What’s your favourite piece of Armadillo Merino?
Is there anything you take with you for good luck?
One other thing I didn’t tell you that you might have read in my blog was the story about my team manager when I was with Scotland? Alan Hewitt? Alan Hewitt was like a brother to myself and my brother. My brother represented Scotland at the Commonwealth Games the same year as I did. Well, Alan, who was our manager, was like a brother to us. Alan used to carry a Buddha about with him. Alan lost his fight with cancer a couple of years ago, so when Alan passed away I got this fetish for Buddhas now, so my wife bought a big brass Buddha, so I had this brass Buddha with me and I had my son’s blue Buddha with me as well, so I had two Buddhas – and every now and then during the race I would the Buddhas out, rub them and think of Alan looking down on me just looking after me during the race from above. I’m not a religious person in the slightest, by the way. Going up the finish straight, I did the worst thing.

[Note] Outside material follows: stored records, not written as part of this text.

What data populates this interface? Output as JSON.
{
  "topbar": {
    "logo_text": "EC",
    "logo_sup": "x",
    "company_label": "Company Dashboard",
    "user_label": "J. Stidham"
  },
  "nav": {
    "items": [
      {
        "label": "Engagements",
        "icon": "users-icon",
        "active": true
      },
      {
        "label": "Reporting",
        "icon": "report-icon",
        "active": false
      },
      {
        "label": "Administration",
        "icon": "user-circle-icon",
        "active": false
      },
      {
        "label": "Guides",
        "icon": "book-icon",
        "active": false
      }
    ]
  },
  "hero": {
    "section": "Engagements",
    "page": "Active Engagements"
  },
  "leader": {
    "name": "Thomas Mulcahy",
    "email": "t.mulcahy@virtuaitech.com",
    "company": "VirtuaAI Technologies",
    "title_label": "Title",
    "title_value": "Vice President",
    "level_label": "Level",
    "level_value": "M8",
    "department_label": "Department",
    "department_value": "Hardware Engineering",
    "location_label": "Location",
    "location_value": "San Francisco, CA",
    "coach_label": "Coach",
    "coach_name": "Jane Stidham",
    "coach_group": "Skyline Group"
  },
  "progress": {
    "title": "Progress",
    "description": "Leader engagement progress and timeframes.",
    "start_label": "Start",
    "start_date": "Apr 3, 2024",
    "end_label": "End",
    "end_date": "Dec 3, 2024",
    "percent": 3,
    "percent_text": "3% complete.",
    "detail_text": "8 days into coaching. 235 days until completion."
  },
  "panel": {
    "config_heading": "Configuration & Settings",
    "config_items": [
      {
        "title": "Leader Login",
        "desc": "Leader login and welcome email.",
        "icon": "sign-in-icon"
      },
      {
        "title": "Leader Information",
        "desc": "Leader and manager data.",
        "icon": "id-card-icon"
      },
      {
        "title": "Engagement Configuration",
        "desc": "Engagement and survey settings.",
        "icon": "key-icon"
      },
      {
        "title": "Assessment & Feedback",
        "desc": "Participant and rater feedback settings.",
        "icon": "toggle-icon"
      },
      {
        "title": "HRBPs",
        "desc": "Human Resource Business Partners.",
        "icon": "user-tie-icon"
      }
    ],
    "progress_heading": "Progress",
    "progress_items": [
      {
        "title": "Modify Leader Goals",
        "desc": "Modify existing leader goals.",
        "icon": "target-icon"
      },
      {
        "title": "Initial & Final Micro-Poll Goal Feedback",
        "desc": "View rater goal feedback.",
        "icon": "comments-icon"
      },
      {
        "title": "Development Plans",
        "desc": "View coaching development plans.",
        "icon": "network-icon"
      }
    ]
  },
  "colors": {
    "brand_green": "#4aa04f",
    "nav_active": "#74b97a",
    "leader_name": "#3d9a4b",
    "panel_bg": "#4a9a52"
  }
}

I took the Buddha out, rubbed its head, looked up the sky and thanked Big Alan for looking after me. Well, if I did that I cried the whole way up the finish straight. Mixed emotions … mixed emotions the fact that we’ve lost Alan but the fact that he’d helped me get through the race, mixed emotions of finishing the race, so I got just before the finish line and I managed to control the crying, get it under control.
Crossed the finish line, and then a Japanese film crew who filmed the whole race asked me what the relationship was with the Buddha. Well, if they asked me that, what happened next? I started crying again, so yeah, there’s a – as I say, I’m not a religious person in the slightest, but … that’s something else that helped me get through the race, knowing that Big Alan was looking after me.
He’s watching over you. I just like that – that symbolism through the – be able to feel and touch it when you’re down, I mean that can make a really big difference.
Yeah, definitely. Because, as I say, I had the two – I had my son’s Buddha in my right pocket and my wife’s big brass one – the thing weighs a ton as well. So, I’m carrying this thing about, but it meant so much to have it with me that it was worth carrying. So, yeah.
Every now and then I would just get it out and give it a rub.
Roddy and his well worn and tested Buddha. Photo credit: Weronika Murray
Last question. What advice would you have to somebody who’s just diagnosed with type 1 diabetes?
Don’t let it rule you. Rule type 1 diabetes, don’t let it rule you. It should not stop you achieving your goals and dreams in life. Whatever goals and dreams you had before being diagnosed, continue on that chapter and there’s no reason why you shouldn’t get to where you want to be.
Learn more about Roddy on his website
Photo credit: Weronika Murray